Here are the links from around the hockey world, and what I’m reading after thinking Barack Obama gave Jeffrey Ross a run for his money as the Roast-master In Chief at last night’s White House Correspondent’s Dinner.

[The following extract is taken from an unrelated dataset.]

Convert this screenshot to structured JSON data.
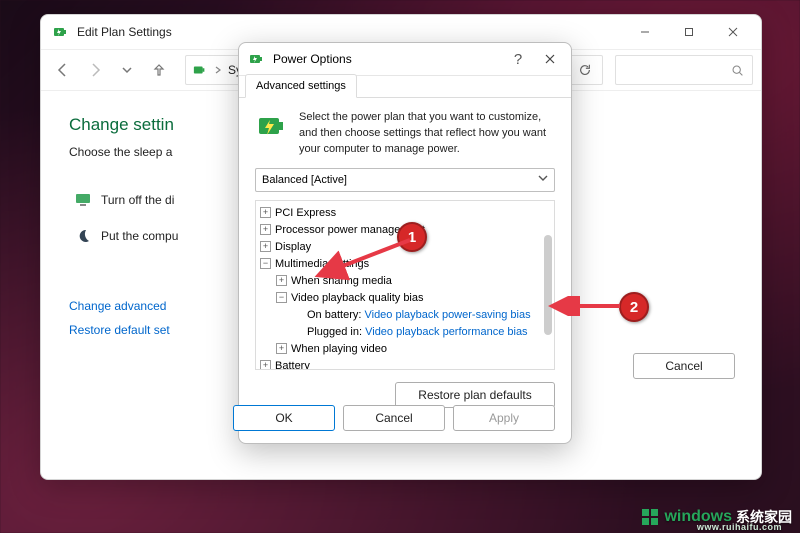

*The man behind the music at American Airlines Arena for the Dallas Stars’ games comes into the spotlight for a story.

 

*Don Cherry sings the praises of Joel Ward, wears a Toronto Marlies suit and said “it was time to go” for Bruce Boudreau in Anaheim.

 

*PHT writer Cam Tucker has Penguins coach Mike Sullivan taking major issue with the head shot Brooks Orpik laid on Olli Maatta.

 

*The Maple Leafs secure the No. 1 overall pick in last night’s NHL Draft lottery, which will no doubt lead them to Auston Matthews.

 

*Now that the Edmonton Oilers have the No. 4 pick, Peter Chiarelli is open to trade options for those teams wanting to move up.

 

*Ottawa Senators owner Eugene Melnyk is once again thriving in Ontario just a year after a major health scare.

 

*Good piece by FOH (Friend of Haggs) Kevin Kurz on the unique journey for Brent Burns that culminated in his Norris Trophy finalist honor this week.

 

*Spector has the roundup of rumors including plenty of speculation on Kevin Shattenkirk once the Blues are done in the playoffs.

 

*For something completely different: a couple of reporters actually got into an actual fight at the White House Correspondent’s after-party. It sounds like they both kind of deserved a punch in the face, to be honest.